**Problem requirements**
Excluding pictures, give the entries again exactly as they appear.

------------------------------------------------------------------------

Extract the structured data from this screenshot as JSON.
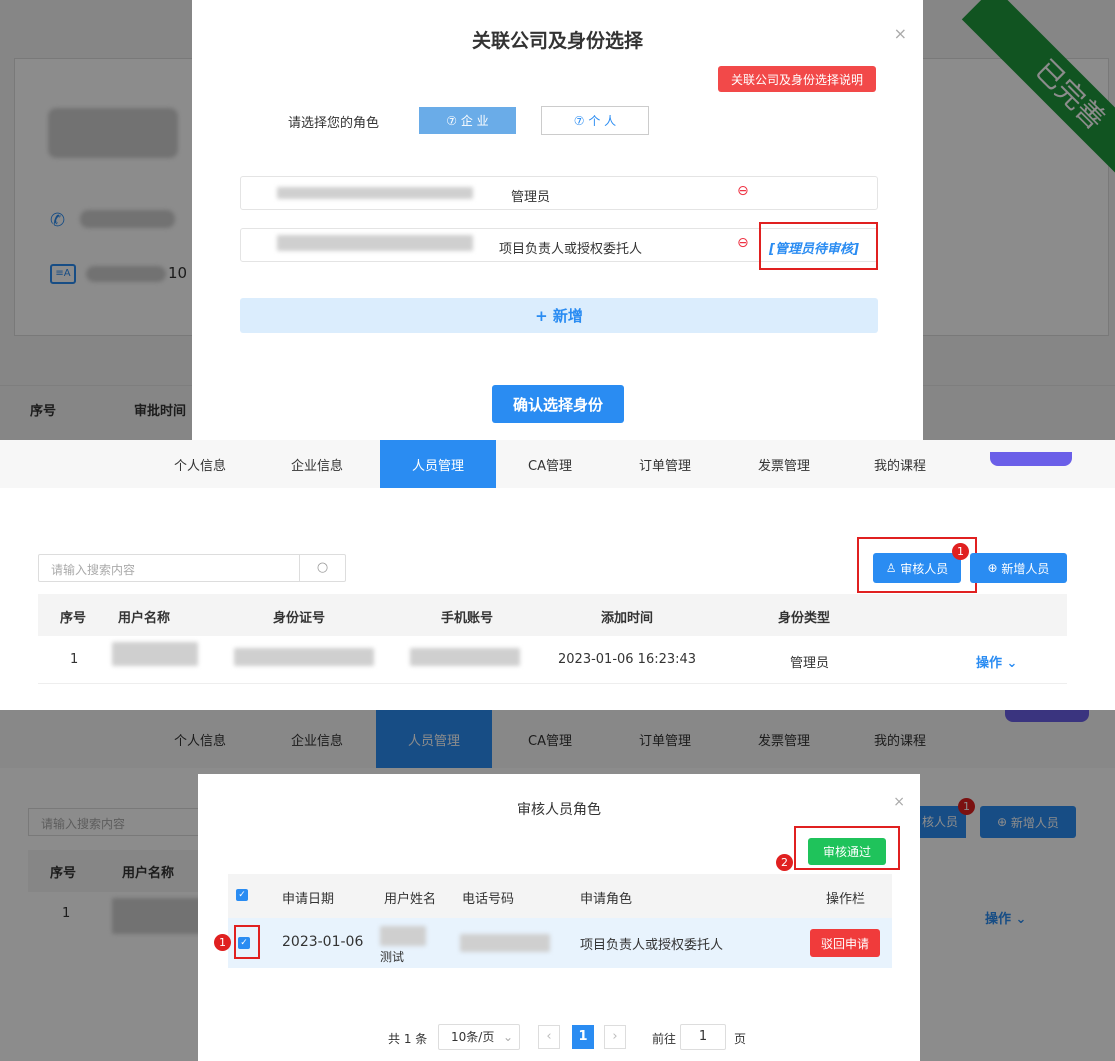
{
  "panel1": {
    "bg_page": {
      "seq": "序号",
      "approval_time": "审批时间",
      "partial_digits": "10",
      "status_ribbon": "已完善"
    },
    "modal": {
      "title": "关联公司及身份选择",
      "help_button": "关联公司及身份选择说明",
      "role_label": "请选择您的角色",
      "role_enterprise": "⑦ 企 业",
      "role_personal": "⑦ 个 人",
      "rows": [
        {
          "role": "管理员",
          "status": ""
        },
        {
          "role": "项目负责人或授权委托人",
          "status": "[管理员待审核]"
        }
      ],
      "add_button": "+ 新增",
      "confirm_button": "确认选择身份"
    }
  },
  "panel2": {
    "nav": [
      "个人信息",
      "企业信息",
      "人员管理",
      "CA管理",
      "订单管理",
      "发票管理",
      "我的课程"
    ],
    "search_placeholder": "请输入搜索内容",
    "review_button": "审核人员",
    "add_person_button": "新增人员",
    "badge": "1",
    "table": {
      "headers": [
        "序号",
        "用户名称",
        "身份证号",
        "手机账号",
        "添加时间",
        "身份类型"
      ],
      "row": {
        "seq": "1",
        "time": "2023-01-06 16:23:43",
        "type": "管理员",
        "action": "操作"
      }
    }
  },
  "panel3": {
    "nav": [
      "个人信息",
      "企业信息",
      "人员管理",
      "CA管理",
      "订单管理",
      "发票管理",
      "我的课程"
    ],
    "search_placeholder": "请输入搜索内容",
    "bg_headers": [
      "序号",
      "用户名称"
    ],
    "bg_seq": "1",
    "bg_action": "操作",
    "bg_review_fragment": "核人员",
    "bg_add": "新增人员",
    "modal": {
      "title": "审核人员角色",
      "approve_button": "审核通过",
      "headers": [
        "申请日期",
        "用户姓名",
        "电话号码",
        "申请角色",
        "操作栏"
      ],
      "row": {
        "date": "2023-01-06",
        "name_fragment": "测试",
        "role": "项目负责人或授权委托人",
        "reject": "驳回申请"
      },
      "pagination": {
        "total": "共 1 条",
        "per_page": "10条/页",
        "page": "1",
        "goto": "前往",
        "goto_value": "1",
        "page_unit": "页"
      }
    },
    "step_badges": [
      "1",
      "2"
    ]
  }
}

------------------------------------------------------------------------

**Result of the exercise**
Extract the structured data from this screenshot as JSON.
{
  "panel1": {
    "bg_page": {
      "seq": "序号",
      "approval_time": "审批时间",
      "partial_digits": "10",
      "status_ribbon": "已完善"
    },
    "modal": {
      "title": "关联公司及身份选择",
      "help_button": "关联公司及身份选择说明",
      "role_label": "请选择您的角色",
      "role_enterprise": "⑦ 企 业",
      "role_personal": "⑦ 个 人",
      "rows": [
        {
          "role": "管理员",
          "status": ""
        },
        {
          "role": "项目负责人或授权委托人",
          "status": "[管理员待审核]"
        }
      ],
      "add_button": "+ 新增",
      "confirm_button": "确认选择身份"
    }
  },
  "panel2": {
    "nav": [
      "个人信息",
      "企业信息",
      "人员管理",
      "CA管理",
      "订单管理",
      "发票管理",
      "我的课程"
    ],
    "search_placeholder": "请输入搜索内容",
    "review_button": "审核人员",
    "add_person_button": "新增人员",
    "badge": "1",
    "table": {
      "headers": [
        "序号",
        "用户名称",
        "身份证号",
        "手机账号",
        "添加时间",
        "身份类型"
      ],
      "row": {
        "seq": "1",
        "time": "2023-01-06 16:23:43",
        "type": "管理员",
        "action": "操作"
      }
    }
  },
  "panel3": {
    "nav": [
      "个人信息",
      "企业信息",
      "人员管理",
      "CA管理",
      "订单管理",
      "发票管理",
      "我的课程"
    ],
    "search_placeholder": "请输入搜索内容",
    "bg_headers": [
      "序号",
      "用户名称"
    ],
    "bg_seq": "1",
    "bg_action": "操作",
    "bg_review_fragment": "核人员",
    "bg_add": "新增人员",
    "modal": {
      "title": "审核人员角色",
      "approve_button": "审核通过",
      "headers": [
        "申请日期",
        "用户姓名",
        "电话号码",
        "申请角色",
        "操作栏"
      ],
      "row": {
        "date": "2023-01-06",
        "name_fragment": "测试",
        "role": "项目负责人或授权委托人",
        "reject": "驳回申请"
      },
      "pagination": {
        "total": "共 1 条",
        "per_page": "10条/页",
        "page": "1",
        "goto": "前往",
        "goto_value": "1",
        "page_unit": "页"
      }
    },
    "step_badges": [
      "1",
      "2"
    ]
  }
}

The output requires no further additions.